- **INPUT FOR THIS TASK**
.....

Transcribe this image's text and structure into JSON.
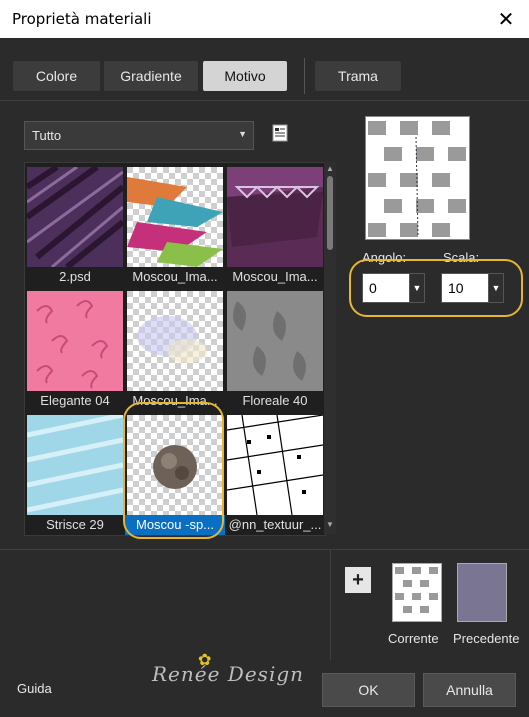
{
  "window": {
    "title": "Proprietà materiali",
    "close_glyph": "✕"
  },
  "tabs": [
    "Colore",
    "Gradiente",
    "Motivo",
    "Trama"
  ],
  "category": {
    "value": "Tutto"
  },
  "thumbnails": [
    "2.psd",
    "Moscou_Ima...",
    "Moscou_Ima...",
    "Elegante 04",
    "Moscou_Ima...",
    "Floreale 40",
    "Strisce 29",
    "Moscou -sp...",
    "@nn_textuur_..."
  ],
  "angle": {
    "label": "Angolo:",
    "value": "0"
  },
  "scale": {
    "label": "Scala:",
    "value": "10"
  },
  "current": {
    "label": "Corrente"
  },
  "previous": {
    "label": "Precedente",
    "color": "#7a7592"
  },
  "buttons": {
    "help": "Guida",
    "ok": "OK",
    "cancel": "Annulla"
  },
  "watermark": {
    "text": "Renée Design"
  },
  "colors": {
    "highlight_ring": "#e5b534",
    "selection": "#0a6fc2"
  }
}
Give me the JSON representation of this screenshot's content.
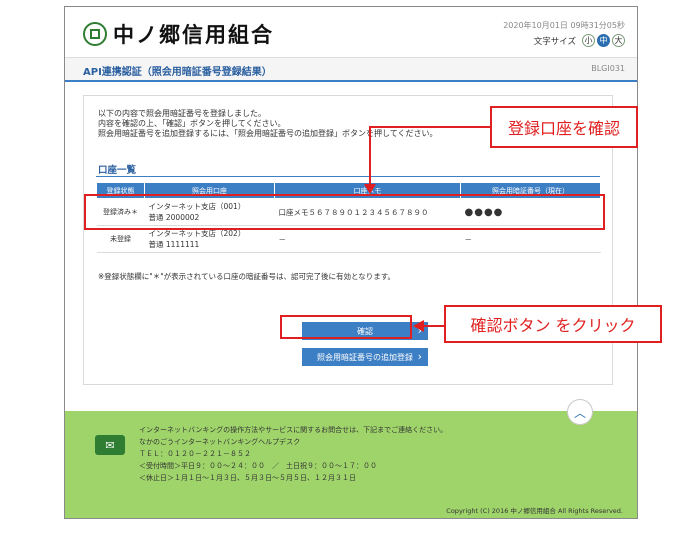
{
  "header": {
    "bank_name": "中ノ郷信用組合",
    "timestamp": "2020年10月01日 09時31分05秒",
    "font_size_label": "文字サイズ",
    "font_sizes": [
      "小",
      "中",
      "大"
    ],
    "active_font_size": "中"
  },
  "title_bar": {
    "title": "API連携認証（照会用暗証番号登録結果）",
    "screen_code": "BLGI031"
  },
  "messages": [
    "以下の内容で照会用暗証番号を登録しました。",
    "内容を確認の上、「確認」ボタンを押してください。",
    "照会用暗証番号を追加登録するには、「照会用暗証番号の追加登録」ボタンを押してください。"
  ],
  "account_section": {
    "title": "口座一覧",
    "columns": [
      "登録状態",
      "照会用口座",
      "口座メモ",
      "照会用暗証番号（現在）"
    ],
    "rows": [
      {
        "status": "登録済み＊",
        "account_line1": "インターネット支店（001）",
        "account_line2": "普通 2000002",
        "memo": "口座メモ５６７８９０１２３４５６７８９０",
        "pin": "●●●●"
      },
      {
        "status": "未登録",
        "account_line1": "インターネット支店（202）",
        "account_line2": "普通 1111111",
        "memo": "－",
        "pin": "－"
      }
    ],
    "note": "※登録状態欄に\"＊\"が表示されている口座の暗証番号は、認可完了後に有効となります。"
  },
  "buttons": {
    "confirm": "確認",
    "add_register": "照会用暗証番号の追加登録"
  },
  "footer": {
    "lines": [
      "インターネットバンキングの操作方法やサービスに関するお問合せは、下記までご連絡ください。",
      "なかのごうインターネットバンキングヘルプデスク",
      "ＴＥＬ：０１２０－２２１－８５２",
      "＜受付時間＞平日９：００～２４：００　／　土日祝９：００～１７：００",
      "＜休止日＞１月１日～１月３日、５月３日～５月５日、１２月３１日"
    ],
    "copyright": "Copyright (C) 2016 中ノ郷信用組合 All Rights Reserved."
  },
  "annotations": {
    "check_account": "登録口座を確認",
    "click_confirm": "確認ボタン をクリック"
  },
  "colors": {
    "accent_blue": "#3d7fc4",
    "footer_green": "#9fd46b",
    "annotation_red": "#e02020",
    "logo_green": "#2e7d32"
  }
}
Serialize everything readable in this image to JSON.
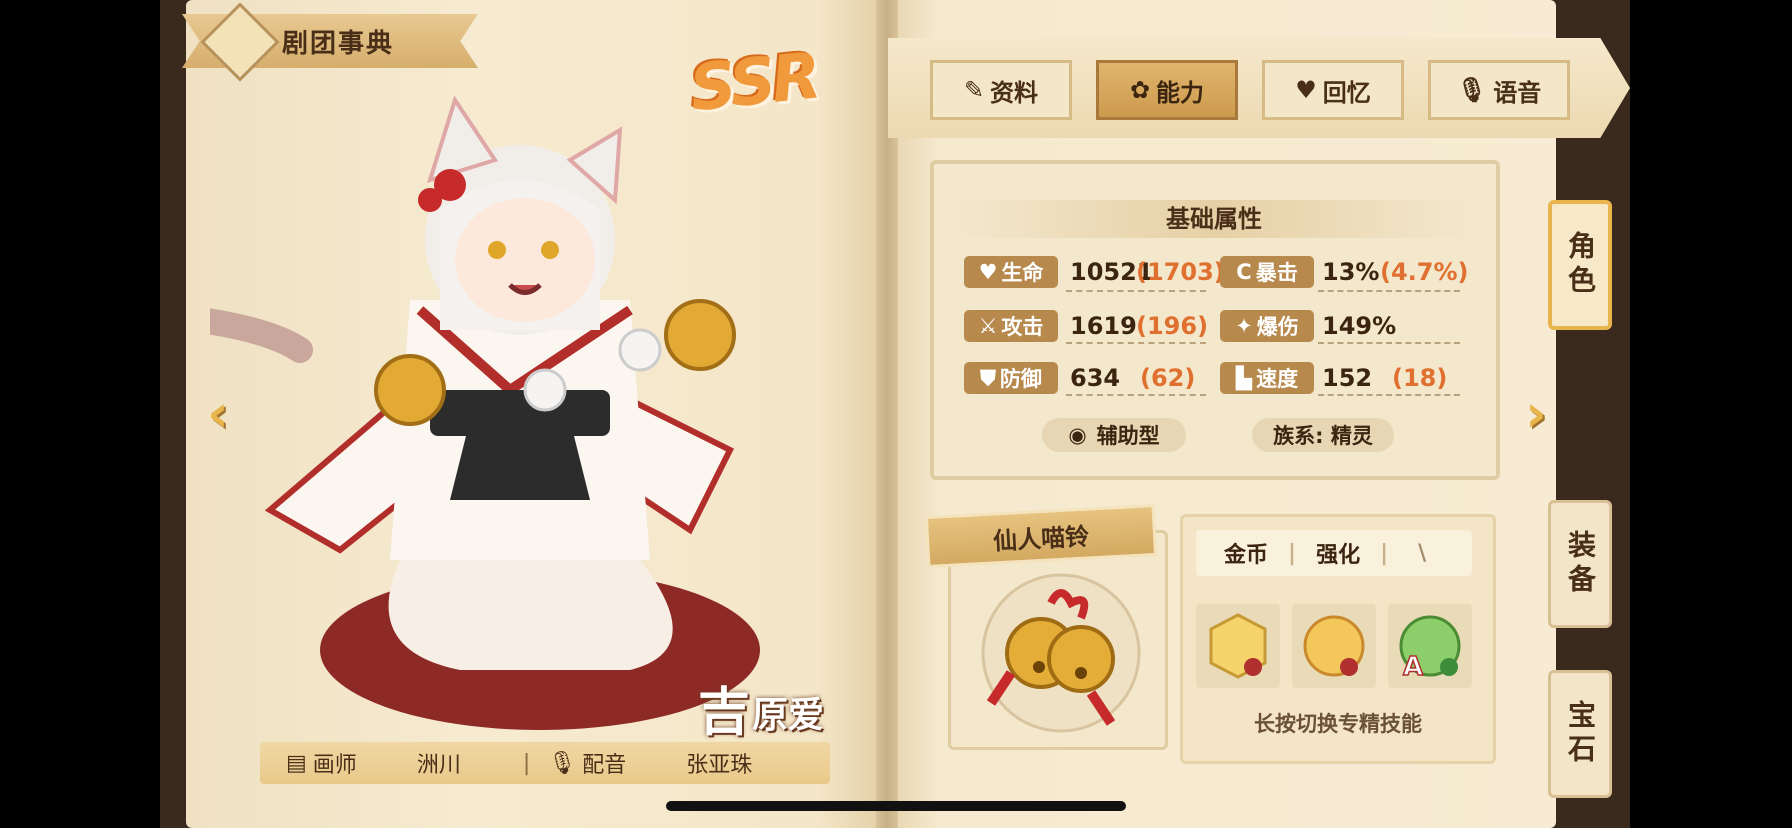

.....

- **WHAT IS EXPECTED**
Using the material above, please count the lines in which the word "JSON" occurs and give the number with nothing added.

- **WRITTEN ANSWER**
3